Fossil behaves differently when you do a clone as a user with Setup capability on the remote repository, which primarily has effects on the fidelity of clone-as-backup, which we cover elsewhere. We strongly encourage you to read that document if you expect to use a clone as a complete replacement for the remote repository.

The All-Powerful Setup User

Setup users get every user capability of Fossil except for two exceptionally dangerous capabilities, which they can later grant to themselves or to others.

In addition, Setup users can use every feature of the Fossil UI. If Fossil can do a thing, a Setup user on that repo can make Fossil do it.

Setup users can do many things that Admin users cannot. They may not only use all of the Admin UI features, they may also:

The “Admin” feature of Fossil UI is so-named because Admin users can use about half of its functions, but only Setup can use these pages:

Just remember, user caps affect Fossil’s web interfaces only. A user is a Setup user by default on their local clone of a repo, and Fossil’s ability to protect itself against malicious (or even simply incorrect) pushes is limited. Someone with clone and push capability on your repo could clone it, modify their local repo, and then push the changes back to your repo. Be careful who you give that combination of capabilities to!

When you run fossil ui, you are the Setup user on that repo through that UI instance, regardless of the capability set defined in the repo’s user table. This is true even if you cloned a remote repo where you do not have Setup caps. This is why ui always binds to localhost without needing the --localhost flag: in this mode, anyone who can connect to that repo’s web UI has full power over that repo.

Dangerous Capabilities Initially Denied to Everyone

There are two capabilities that Fossil doesn’t grant by default to Setup or Admin users automatically. They are exceptionally dangerous, so Fossil makes these users grant themselves (or others) these capabilities deliberately, hopefully after careful consideration.

Write Unversioned

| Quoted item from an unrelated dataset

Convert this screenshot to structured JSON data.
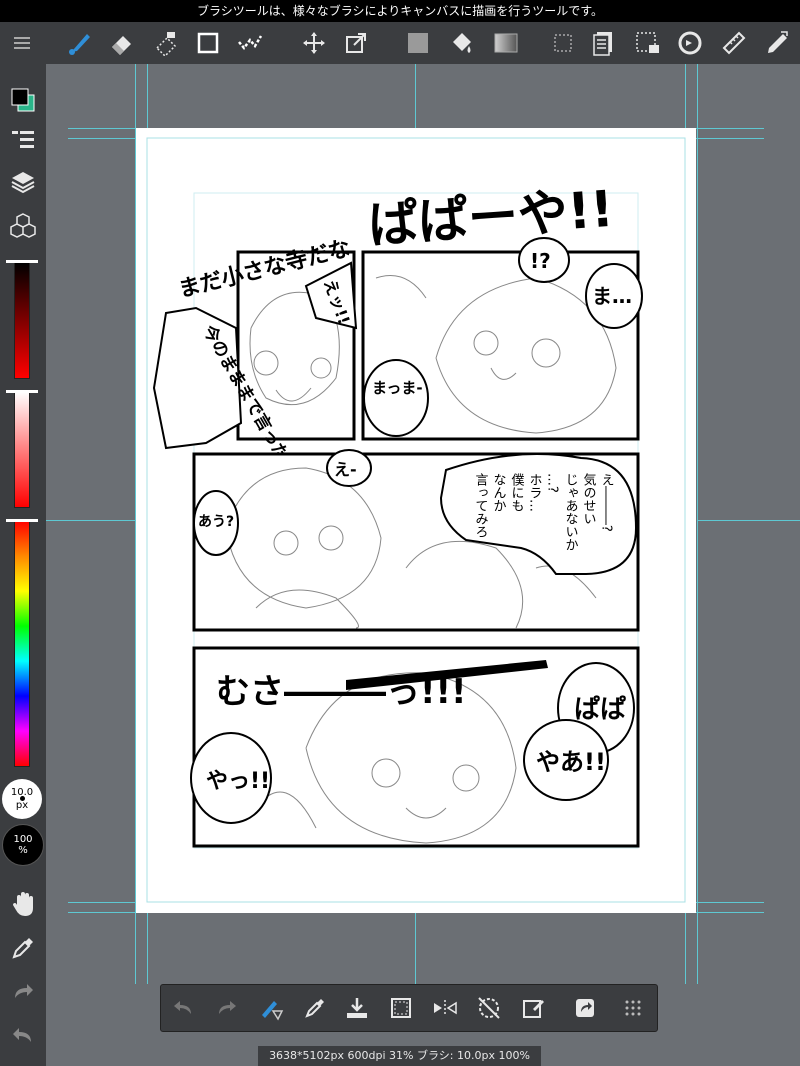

Fossil currently doesn’t distinguish the sub-operations of fossil uv; they’re all covered by WrUnver (“y”) capability. Since some of these operations are unconditionally destructive due to the nature of unversioned content, and since this goes against Fossil’s philosophy of immutable history, nobody gets cap “y” on a Fossil repo by default, not even the Setup or Admin users. A Setup or Admin user must grant cap “y” to someone — not necessarily themselves! — before modifications to remote unversioned content are possible.

Operations on unversioned content made without this capability affect your local clone only. In this way, your local unversioned file table can have different content from that in its parent repo. This state of affairs will continue until your user either gets cap “y” and syncs that content with its parent or you say fossil uv revert to make your local unversioned content table match that of its parent repo.

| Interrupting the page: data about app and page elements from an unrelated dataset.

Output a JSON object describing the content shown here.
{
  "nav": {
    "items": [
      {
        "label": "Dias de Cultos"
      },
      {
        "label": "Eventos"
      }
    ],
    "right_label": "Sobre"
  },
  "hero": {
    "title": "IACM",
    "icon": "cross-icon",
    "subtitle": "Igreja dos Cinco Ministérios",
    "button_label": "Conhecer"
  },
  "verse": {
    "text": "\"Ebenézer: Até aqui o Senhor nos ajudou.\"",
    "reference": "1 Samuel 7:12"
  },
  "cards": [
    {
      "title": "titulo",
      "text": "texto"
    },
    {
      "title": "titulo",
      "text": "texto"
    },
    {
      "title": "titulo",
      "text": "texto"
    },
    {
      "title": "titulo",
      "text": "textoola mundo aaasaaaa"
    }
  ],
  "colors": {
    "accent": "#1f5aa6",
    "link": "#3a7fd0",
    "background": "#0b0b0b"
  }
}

Private Branch Push

For private branches to remain private, they must never be accidentally pushed to a public repository. It can be difficult to impossible to recover from such a mistake, so nobody gets Private (“x”) capability on a Fossil repo by default, not even Admin or Setup users.

There are two common uses for private branches.

One use is part of a local social contract allowing individual developers to work on some things in private until they’re ready to push them up to the parent repository. This goes against a core tenet of Fossil’s design philosophy, but Fossil allows it, so some development organizations do this. If yours is one of these, you might give cap “x” to the “developer” category.

The other use is in development organizations that follow the Fossil philosophy, where you do not work in private unless you absolutely must. You may have a public-facing project — let’s call it “SQLite” for the sake of argument — but then someone comes along and commissions a custom modification to your project which they wish to keep proprietary. You do your work on a private branch, which you absolutely must never push to the public repo, because that would be illegal. (Breach of contract, copyright violation on a work-for-hire agreement, etc.) If you are using Fossil in this way, we recommend that you give “x” capability to a special developer account only, if at all, to minimize the chance of an accidental push.